The lottery industry is a multibillion-dollar business. Lottery prizes range from cash to goods, vehicles and vacations. Prizes are typically paid out by lottery-approved retailers, although some states permit consumers to buy tickets online. While lottery sales have declined in recent years, the industry remains highly profitable for state governments. The vast majority of people who play the lottery do so legally, and many play regularly.

Some lottery players use statistical data to select their numbers, looking for combinations that are less likely to be picked by others. This strategy can help them improve their chances of winning, though it is not foolproof. Using a lottery app may make this task easier, as it allows users to track past results and compare them with current ones.

Other strategies focus on analyzing the composition of the winning combinations.
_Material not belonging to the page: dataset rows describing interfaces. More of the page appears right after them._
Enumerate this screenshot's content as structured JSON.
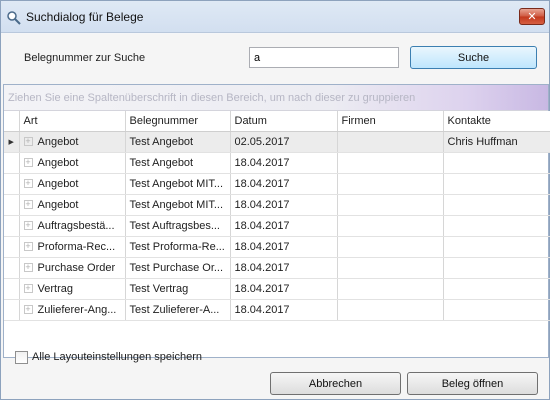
{
  "window": {
    "title": "Suchdialog für Belege",
    "close_label": "✕"
  },
  "search": {
    "label": "Belegnummer zur Suche",
    "value": "a",
    "button": "Suche"
  },
  "grid": {
    "group_hint": "Ziehen Sie eine Spaltenüberschrift in diesen Bereich, um nach dieser zu gruppieren",
    "columns": [
      "Art",
      "Belegnummer",
      "Datum",
      "Firmen",
      "Kontakte"
    ],
    "rows": [
      [
        "Angebot",
        "Test Angebot",
        "02.05.2017",
        "",
        "Chris Huffman"
      ],
      [
        "Angebot",
        "Test Angebot",
        "18.04.2017",
        "",
        ""
      ],
      [
        "Angebot",
        "Test Angebot MIT...",
        "18.04.2017",
        "",
        ""
      ],
      [
        "Angebot",
        "Test Angebot MIT...",
        "18.04.2017",
        "",
        ""
      ],
      [
        "Auftragsbestä...",
        "Test Auftragsbes...",
        "18.04.2017",
        "",
        ""
      ],
      [
        "Proforma-Rec...",
        "Test Proforma-Re...",
        "18.04.2017",
        "",
        ""
      ],
      [
        "Purchase Order",
        "Test Purchase Or...",
        "18.04.2017",
        "",
        ""
      ],
      [
        "Vertrag",
        "Test Vertrag",
        "18.04.2017",
        "",
        ""
      ],
      [
        "Zulieferer-Ang...",
        "Test Zulieferer-A...",
        "18.04.2017",
        "",
        ""
      ]
    ]
  },
  "footer": {
    "checkbox_label": "Alle Layouteinstellungen speichern",
    "checkbox_checked": false,
    "cancel": "Abbrechen",
    "open": "Beleg öffnen"
  },
  "colors": {
    "accent": "#3c7fb1",
    "close": "#c3381d",
    "group_panel": "#c8b8e3"
  },
  "icons": {
    "app": "search-magnifier-icon",
    "expander": "plus-expander-icon",
    "row_indicator": "triangle-right-icon"
  }
}
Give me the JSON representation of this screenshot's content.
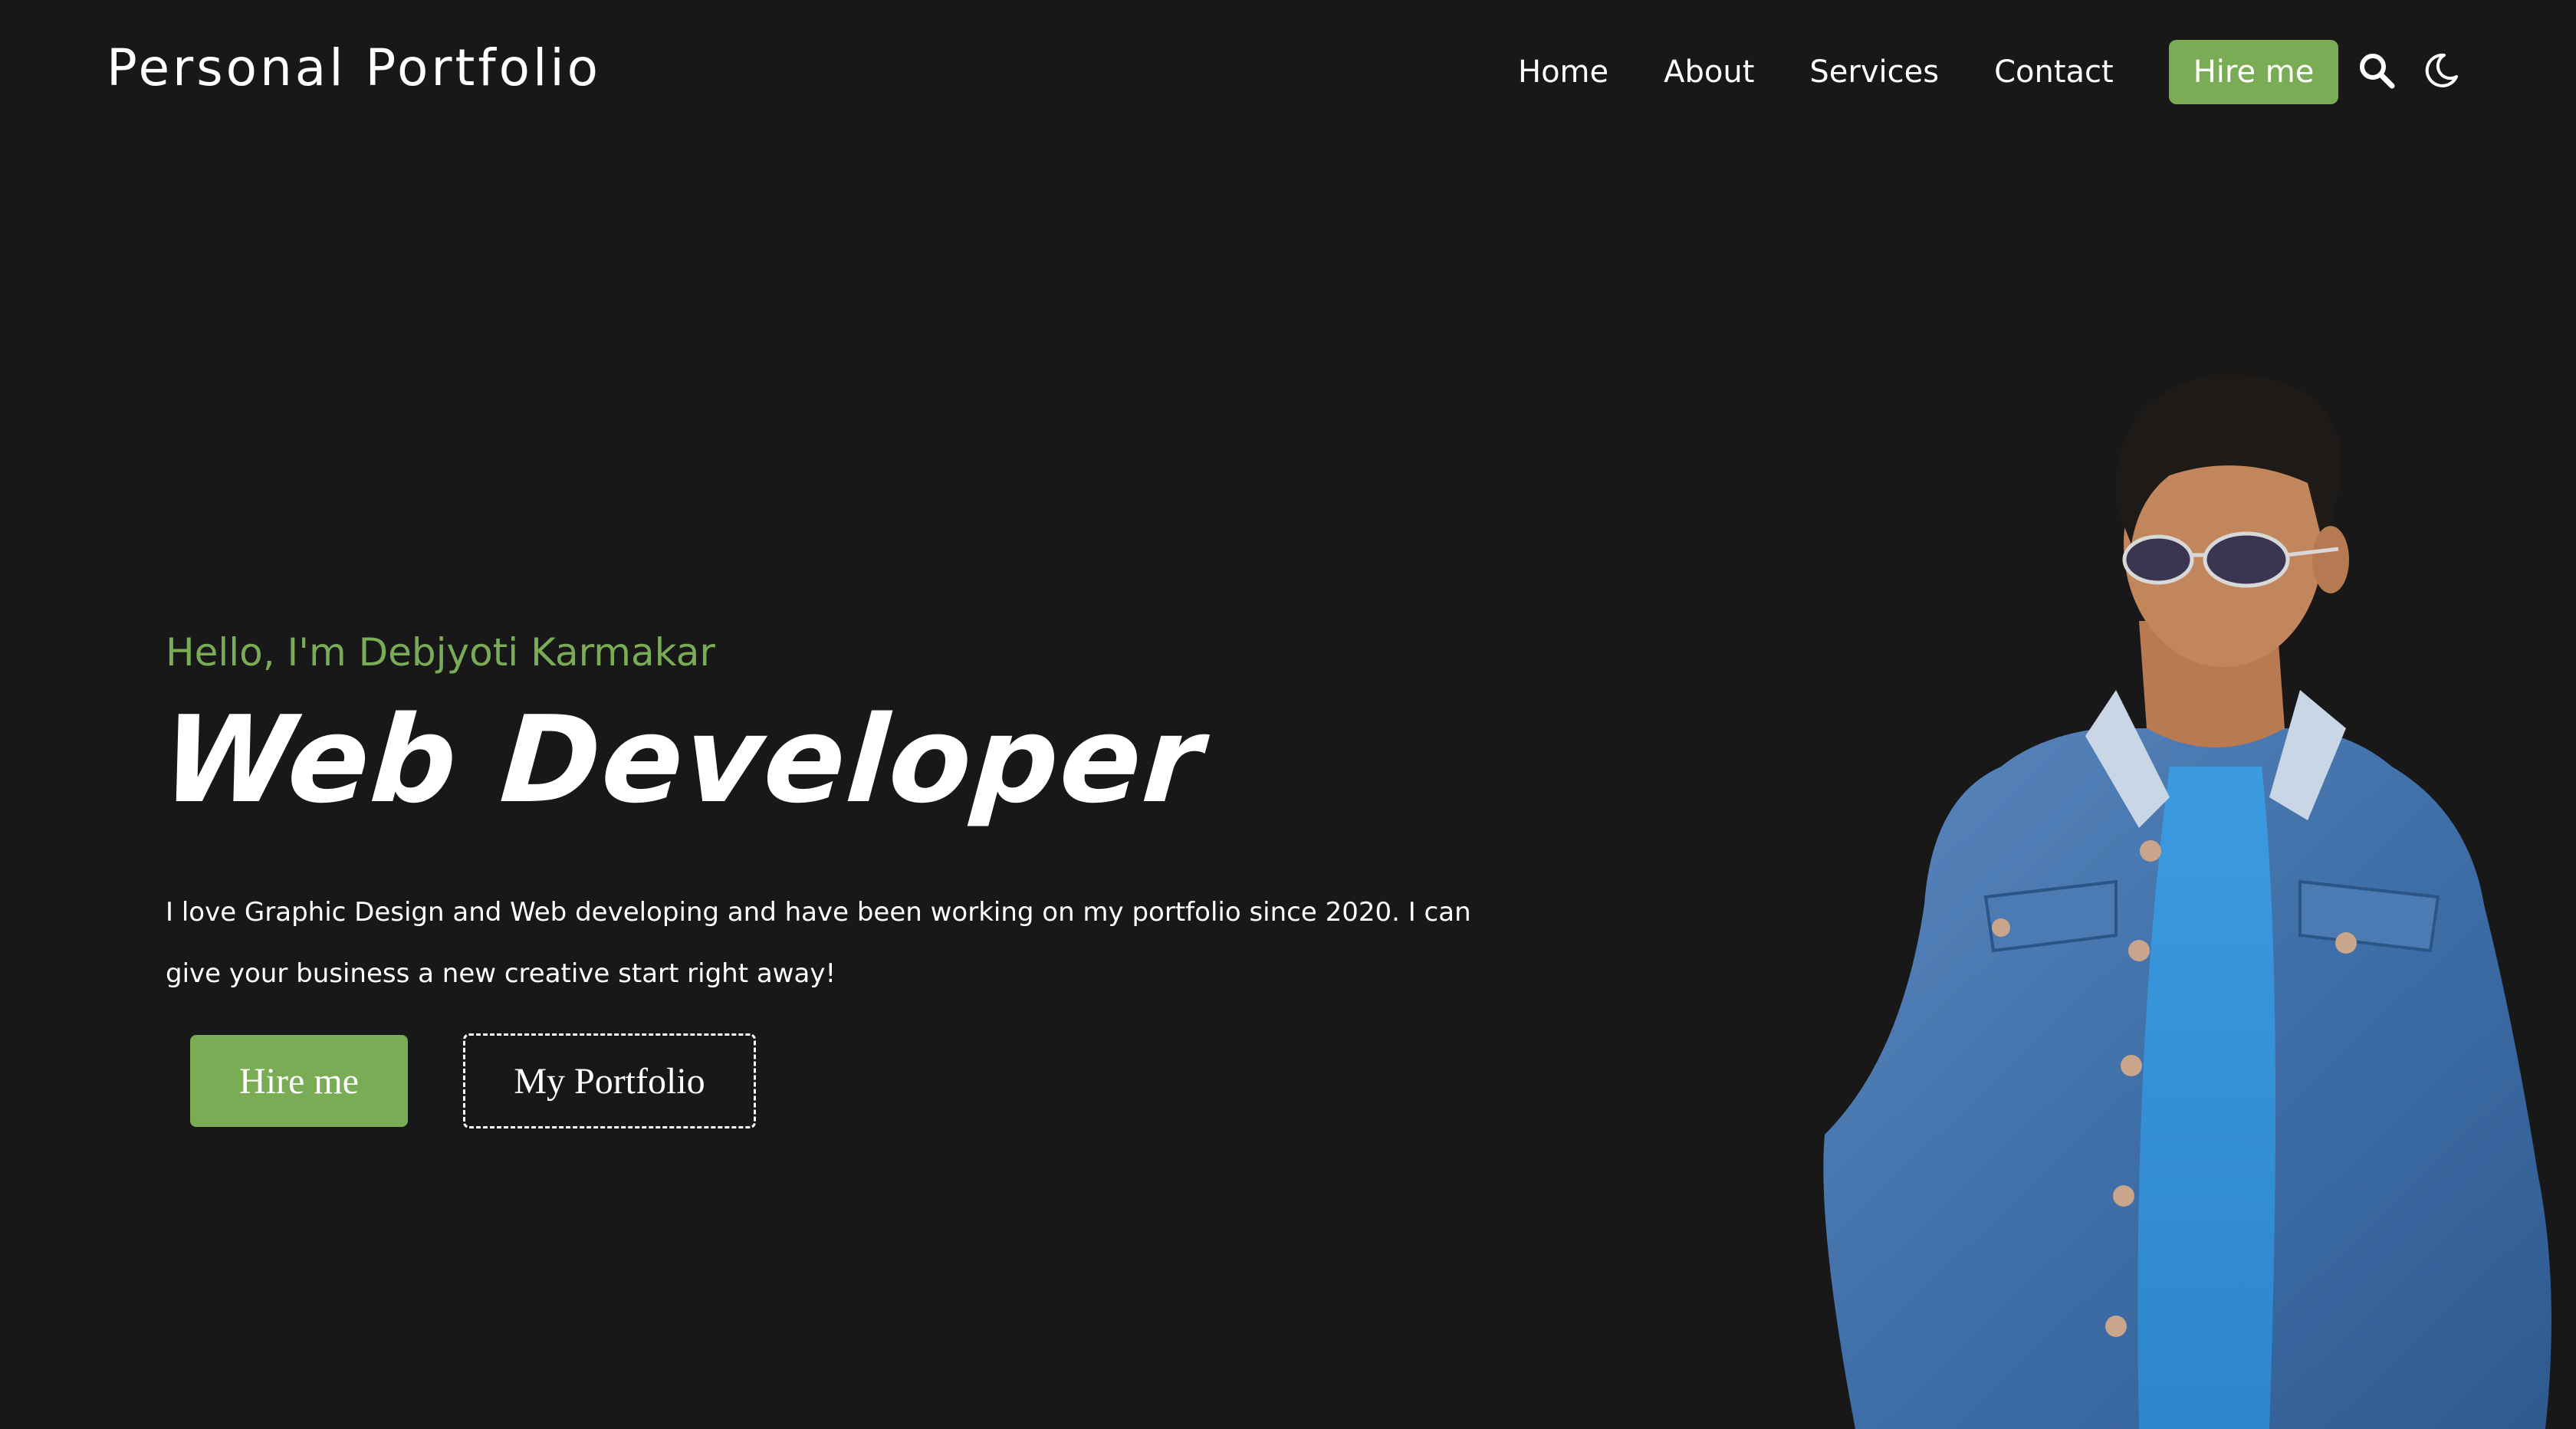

The resulting patterns can be used to predict the likelihood of winning. For example, a six-number combination consisting of three odd and three even numbers has a much lower probability of winning than a seven-number combination that contains all even or all odd numbers. Using these techniques, some players have been able to increase their odds of winning by up to 20%.

Lottery games are operated by state governments, which grant themselves exclusive rights to conduct the lottery. They operate as monopolies that do not allow private competitors to sell tickets, and the profits are used solely to fund state government programs. In the United States, there are forty-one state lotteries and the District of Columbia.

Most states regulate their lottery operations and oversee the operations of their agencies. They may delegate enforcement authority to the attorney general’s office or state police, or to the state lottery commission. In addition, the commissions are usually required to submit their annual reports to the state legislatures.

The United States has a long tradition of lottery gaming. The practice of drawing lots to determine ownership or other rights dates back to ancient times. During the seventeenth century, English colonists in America used a lottery to raise funds for their settlement in Jamestown, Virginia.

Lottery games are very popular in the United States, and are played by millions of people. In 2004, Americans wagered $57.4 billion in the national lottery, an increase of 9% over the previous year. The games have two main selling points: They offer a quick route to wealth, and they are a popular alternative to paying taxes. The games are also a source of controversy because some critics believe that they promote gambling addiction and poor decision making.